[DESCRIPTION OF THE TASK]: Could you count how many lines of the data include "vmax" and answer with the number only?

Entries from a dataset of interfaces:
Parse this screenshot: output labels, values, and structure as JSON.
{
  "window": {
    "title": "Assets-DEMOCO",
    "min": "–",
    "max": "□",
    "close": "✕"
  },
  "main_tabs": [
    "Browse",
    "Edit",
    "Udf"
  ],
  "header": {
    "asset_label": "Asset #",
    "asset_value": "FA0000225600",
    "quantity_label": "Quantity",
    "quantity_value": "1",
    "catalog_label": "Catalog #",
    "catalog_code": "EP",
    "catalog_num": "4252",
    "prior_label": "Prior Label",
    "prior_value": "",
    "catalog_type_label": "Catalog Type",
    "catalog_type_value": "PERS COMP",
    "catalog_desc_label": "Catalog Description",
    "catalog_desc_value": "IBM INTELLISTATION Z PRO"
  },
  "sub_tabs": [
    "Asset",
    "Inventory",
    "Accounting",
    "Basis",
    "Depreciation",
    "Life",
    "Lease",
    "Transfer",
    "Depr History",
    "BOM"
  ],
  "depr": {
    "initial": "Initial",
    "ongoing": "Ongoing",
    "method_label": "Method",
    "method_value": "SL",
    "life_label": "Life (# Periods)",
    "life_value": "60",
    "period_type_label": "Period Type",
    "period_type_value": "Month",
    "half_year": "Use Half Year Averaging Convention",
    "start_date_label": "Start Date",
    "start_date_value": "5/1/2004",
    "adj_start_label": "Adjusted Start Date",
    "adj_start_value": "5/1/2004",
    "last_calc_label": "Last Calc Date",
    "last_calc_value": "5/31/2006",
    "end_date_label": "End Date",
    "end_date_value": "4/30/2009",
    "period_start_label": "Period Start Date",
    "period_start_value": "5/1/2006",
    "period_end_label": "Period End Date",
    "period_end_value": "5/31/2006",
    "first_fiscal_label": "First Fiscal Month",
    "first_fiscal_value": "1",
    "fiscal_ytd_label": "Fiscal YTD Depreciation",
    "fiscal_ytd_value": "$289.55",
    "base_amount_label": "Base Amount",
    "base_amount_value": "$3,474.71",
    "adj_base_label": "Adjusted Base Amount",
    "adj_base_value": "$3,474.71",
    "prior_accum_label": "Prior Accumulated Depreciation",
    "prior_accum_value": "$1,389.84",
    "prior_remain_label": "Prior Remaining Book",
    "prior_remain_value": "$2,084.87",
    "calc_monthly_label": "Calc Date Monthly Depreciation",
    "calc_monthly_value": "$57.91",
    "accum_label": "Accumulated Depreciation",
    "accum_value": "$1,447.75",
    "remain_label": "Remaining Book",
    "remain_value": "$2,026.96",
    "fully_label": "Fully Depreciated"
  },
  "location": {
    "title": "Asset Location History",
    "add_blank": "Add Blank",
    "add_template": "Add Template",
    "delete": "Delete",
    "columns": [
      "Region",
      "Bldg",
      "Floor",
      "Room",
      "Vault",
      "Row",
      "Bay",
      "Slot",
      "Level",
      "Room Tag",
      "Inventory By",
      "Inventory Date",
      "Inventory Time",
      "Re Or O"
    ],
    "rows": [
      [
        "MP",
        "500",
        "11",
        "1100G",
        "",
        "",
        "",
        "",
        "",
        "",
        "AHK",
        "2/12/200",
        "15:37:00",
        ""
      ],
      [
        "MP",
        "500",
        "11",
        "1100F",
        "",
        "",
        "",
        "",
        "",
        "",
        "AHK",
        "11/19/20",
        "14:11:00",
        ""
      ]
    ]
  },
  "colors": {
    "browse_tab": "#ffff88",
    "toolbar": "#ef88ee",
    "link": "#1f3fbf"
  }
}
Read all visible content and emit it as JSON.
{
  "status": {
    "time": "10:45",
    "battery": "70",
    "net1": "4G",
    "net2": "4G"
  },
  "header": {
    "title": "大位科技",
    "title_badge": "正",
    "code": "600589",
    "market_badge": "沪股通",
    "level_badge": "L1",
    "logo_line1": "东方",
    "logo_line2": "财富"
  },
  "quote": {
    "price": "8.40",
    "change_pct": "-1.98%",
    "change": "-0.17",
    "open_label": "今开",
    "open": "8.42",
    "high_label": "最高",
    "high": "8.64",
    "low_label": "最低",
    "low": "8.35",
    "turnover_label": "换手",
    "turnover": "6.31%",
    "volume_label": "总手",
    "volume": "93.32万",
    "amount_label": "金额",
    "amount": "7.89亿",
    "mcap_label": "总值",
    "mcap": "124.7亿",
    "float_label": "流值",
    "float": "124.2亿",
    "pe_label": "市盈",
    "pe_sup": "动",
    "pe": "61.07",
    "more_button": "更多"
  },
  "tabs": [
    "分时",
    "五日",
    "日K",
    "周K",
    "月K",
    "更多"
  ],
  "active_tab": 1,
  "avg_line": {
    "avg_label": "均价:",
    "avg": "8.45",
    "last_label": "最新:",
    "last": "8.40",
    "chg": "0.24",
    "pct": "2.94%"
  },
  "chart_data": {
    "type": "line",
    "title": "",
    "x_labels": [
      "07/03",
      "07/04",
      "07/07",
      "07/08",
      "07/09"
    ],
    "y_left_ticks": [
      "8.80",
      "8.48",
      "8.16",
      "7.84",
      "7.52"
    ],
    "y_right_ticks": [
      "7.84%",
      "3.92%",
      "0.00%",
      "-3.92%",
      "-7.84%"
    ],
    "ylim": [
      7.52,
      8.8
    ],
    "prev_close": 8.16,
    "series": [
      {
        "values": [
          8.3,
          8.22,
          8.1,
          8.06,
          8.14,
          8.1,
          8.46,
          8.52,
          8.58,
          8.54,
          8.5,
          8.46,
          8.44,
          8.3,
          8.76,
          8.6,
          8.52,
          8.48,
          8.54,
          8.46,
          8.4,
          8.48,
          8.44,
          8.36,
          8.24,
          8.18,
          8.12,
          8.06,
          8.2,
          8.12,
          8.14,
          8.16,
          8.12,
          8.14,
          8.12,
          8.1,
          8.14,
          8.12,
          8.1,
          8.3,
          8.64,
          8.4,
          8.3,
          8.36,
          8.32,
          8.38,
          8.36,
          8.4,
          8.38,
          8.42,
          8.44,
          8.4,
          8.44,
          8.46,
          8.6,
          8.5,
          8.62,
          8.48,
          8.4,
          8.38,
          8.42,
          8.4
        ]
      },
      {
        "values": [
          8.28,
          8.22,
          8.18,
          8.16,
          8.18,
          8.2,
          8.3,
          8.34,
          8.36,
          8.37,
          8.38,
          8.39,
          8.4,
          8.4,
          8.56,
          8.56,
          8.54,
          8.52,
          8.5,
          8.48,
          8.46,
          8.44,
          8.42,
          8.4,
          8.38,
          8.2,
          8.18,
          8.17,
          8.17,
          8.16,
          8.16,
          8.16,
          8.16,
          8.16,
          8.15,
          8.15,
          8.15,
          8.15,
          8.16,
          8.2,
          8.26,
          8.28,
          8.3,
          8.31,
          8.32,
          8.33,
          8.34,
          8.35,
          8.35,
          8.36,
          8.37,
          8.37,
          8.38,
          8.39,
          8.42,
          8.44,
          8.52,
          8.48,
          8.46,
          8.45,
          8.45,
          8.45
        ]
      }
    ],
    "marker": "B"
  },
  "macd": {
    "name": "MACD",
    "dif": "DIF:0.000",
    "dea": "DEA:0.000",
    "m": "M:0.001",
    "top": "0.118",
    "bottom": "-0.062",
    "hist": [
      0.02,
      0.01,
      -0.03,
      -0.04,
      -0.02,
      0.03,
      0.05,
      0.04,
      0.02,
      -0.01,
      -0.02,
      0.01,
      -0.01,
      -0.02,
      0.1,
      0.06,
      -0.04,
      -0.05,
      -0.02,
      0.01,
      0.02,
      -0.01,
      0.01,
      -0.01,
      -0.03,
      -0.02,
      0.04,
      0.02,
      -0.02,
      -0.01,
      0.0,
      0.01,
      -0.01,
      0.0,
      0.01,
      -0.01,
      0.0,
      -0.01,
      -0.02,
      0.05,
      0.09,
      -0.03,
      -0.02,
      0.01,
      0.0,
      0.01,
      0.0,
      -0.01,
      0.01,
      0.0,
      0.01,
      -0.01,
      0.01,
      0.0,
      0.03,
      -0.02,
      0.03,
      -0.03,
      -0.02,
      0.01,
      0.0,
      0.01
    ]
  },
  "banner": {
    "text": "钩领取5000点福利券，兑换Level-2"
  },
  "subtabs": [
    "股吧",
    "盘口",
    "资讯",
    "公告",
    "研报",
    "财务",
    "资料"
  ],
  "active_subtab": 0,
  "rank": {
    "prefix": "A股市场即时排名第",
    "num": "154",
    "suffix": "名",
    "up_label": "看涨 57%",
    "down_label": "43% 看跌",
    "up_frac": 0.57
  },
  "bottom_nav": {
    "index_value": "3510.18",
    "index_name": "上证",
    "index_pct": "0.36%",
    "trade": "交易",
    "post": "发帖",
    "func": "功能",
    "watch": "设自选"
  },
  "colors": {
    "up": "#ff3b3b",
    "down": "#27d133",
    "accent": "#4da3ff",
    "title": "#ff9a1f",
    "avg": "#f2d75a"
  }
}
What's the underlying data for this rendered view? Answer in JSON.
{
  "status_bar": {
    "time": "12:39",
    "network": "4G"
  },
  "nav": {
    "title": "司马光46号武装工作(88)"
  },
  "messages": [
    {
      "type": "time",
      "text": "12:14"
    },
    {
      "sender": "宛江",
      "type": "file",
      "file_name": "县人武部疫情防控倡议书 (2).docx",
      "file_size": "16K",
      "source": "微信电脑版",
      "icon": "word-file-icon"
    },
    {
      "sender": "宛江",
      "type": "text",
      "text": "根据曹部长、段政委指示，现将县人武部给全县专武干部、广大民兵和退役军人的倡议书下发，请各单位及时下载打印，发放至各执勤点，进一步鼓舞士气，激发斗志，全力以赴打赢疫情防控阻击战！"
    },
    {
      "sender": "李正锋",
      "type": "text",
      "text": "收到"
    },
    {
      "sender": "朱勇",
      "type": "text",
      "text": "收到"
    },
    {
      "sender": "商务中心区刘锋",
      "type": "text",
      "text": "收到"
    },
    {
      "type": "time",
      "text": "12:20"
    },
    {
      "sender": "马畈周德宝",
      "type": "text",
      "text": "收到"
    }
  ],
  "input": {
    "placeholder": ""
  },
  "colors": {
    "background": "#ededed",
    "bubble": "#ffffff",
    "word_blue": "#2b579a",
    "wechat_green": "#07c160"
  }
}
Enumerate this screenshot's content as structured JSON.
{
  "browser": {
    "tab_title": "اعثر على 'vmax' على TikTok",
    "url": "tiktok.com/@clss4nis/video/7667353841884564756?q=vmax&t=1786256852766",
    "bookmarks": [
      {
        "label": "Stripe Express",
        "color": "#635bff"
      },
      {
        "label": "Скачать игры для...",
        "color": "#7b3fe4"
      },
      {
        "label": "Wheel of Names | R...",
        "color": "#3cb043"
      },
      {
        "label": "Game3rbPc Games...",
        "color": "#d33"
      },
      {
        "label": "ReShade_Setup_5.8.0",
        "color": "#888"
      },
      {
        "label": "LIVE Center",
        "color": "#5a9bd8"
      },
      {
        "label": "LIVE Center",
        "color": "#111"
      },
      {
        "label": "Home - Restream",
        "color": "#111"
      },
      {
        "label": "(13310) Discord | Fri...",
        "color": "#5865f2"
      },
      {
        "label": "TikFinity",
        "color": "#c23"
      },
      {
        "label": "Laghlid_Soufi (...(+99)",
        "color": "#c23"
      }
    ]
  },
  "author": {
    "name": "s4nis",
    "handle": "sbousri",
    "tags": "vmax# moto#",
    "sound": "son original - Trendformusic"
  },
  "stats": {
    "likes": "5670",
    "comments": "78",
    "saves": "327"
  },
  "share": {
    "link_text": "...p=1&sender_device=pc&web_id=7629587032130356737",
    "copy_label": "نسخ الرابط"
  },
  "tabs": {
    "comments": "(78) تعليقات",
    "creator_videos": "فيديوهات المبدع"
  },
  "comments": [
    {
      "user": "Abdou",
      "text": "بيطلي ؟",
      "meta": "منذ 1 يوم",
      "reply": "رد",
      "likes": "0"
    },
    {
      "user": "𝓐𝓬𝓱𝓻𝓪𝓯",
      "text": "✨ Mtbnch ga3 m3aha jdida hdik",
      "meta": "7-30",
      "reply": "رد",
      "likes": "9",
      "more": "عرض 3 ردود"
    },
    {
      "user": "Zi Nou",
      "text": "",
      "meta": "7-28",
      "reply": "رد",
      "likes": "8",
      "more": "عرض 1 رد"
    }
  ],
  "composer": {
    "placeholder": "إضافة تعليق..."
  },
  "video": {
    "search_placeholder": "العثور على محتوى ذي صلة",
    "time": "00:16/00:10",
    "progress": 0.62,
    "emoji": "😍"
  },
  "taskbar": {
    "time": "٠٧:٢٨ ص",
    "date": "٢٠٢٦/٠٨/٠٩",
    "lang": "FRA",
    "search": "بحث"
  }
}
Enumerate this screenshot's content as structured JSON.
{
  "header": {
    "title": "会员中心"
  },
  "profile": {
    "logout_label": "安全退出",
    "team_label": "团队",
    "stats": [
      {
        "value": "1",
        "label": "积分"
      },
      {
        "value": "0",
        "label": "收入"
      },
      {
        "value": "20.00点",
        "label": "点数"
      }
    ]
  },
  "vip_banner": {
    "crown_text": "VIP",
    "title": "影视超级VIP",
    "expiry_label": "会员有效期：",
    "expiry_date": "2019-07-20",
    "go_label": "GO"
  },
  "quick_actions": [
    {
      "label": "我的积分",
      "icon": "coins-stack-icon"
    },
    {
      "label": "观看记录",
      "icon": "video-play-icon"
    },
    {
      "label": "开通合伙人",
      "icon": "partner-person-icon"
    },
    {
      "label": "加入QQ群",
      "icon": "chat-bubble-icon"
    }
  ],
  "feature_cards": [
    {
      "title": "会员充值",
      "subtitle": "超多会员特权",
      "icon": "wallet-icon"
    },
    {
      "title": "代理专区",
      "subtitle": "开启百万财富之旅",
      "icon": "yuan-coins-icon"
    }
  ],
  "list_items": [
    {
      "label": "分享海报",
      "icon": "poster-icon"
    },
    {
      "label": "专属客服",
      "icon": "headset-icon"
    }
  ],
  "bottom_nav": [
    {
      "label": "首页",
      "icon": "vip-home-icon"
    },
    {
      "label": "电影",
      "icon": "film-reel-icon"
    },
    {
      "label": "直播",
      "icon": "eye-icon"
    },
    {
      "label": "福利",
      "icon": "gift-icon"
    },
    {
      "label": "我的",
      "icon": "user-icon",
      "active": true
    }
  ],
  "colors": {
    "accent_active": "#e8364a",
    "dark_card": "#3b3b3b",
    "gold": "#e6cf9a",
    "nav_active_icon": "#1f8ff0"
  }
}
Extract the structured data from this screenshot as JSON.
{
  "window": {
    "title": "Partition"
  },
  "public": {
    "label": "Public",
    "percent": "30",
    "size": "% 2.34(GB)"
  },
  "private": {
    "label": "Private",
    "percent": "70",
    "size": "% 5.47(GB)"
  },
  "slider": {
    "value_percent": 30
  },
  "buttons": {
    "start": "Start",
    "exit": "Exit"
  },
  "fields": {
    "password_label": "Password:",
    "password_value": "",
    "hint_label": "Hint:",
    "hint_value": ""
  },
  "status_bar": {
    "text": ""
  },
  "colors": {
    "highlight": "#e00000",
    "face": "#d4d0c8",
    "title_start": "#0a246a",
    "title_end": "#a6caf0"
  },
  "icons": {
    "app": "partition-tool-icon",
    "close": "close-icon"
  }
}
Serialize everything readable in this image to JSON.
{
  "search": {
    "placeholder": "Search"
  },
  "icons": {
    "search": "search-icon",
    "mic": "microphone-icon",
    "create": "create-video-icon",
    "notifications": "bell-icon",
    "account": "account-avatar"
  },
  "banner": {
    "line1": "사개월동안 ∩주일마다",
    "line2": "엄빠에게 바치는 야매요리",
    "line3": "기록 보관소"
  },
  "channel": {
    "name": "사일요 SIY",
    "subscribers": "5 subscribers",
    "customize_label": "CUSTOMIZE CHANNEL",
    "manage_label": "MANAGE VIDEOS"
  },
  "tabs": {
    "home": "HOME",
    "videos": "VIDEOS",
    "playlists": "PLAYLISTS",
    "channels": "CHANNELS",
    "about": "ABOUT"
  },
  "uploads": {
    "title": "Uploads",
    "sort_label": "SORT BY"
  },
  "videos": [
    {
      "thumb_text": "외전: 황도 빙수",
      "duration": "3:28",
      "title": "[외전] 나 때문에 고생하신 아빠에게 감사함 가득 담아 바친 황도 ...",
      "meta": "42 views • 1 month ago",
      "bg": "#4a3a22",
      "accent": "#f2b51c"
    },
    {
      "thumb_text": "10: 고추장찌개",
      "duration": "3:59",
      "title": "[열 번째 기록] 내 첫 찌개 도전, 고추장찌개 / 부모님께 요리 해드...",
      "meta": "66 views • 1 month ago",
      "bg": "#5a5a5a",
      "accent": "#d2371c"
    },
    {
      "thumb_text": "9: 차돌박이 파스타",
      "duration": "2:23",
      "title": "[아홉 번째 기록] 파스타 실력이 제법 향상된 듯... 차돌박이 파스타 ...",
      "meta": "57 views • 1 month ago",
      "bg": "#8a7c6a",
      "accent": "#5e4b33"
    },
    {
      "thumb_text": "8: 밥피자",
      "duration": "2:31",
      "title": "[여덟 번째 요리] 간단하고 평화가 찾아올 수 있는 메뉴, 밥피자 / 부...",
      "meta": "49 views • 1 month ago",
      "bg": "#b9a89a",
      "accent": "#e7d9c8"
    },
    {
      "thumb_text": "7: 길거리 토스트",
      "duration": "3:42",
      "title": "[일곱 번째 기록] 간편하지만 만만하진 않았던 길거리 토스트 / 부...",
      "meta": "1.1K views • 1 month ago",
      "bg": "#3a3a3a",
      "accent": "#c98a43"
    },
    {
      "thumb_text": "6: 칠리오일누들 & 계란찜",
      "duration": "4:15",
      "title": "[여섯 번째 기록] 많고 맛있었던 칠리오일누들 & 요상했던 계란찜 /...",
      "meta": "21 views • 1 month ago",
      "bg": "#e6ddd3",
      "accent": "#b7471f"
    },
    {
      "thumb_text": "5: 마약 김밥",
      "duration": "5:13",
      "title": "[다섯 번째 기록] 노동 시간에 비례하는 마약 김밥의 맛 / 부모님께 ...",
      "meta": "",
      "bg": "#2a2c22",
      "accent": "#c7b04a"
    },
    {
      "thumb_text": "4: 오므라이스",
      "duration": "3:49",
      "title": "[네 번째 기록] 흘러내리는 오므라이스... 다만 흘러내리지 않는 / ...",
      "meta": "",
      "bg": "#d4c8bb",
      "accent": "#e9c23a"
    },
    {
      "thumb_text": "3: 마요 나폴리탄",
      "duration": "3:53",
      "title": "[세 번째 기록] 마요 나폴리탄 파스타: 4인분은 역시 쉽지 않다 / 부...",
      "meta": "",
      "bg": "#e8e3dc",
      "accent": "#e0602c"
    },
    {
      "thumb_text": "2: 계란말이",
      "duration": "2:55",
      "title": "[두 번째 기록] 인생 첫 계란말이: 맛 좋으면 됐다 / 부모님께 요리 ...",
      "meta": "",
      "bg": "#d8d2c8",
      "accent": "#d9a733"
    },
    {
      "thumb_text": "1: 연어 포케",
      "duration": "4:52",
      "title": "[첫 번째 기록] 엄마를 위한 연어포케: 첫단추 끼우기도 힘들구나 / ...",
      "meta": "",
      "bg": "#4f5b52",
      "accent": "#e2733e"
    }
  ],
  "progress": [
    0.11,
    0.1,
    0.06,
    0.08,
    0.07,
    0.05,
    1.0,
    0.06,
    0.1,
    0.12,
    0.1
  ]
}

[WRITTEN ANSWER]: 3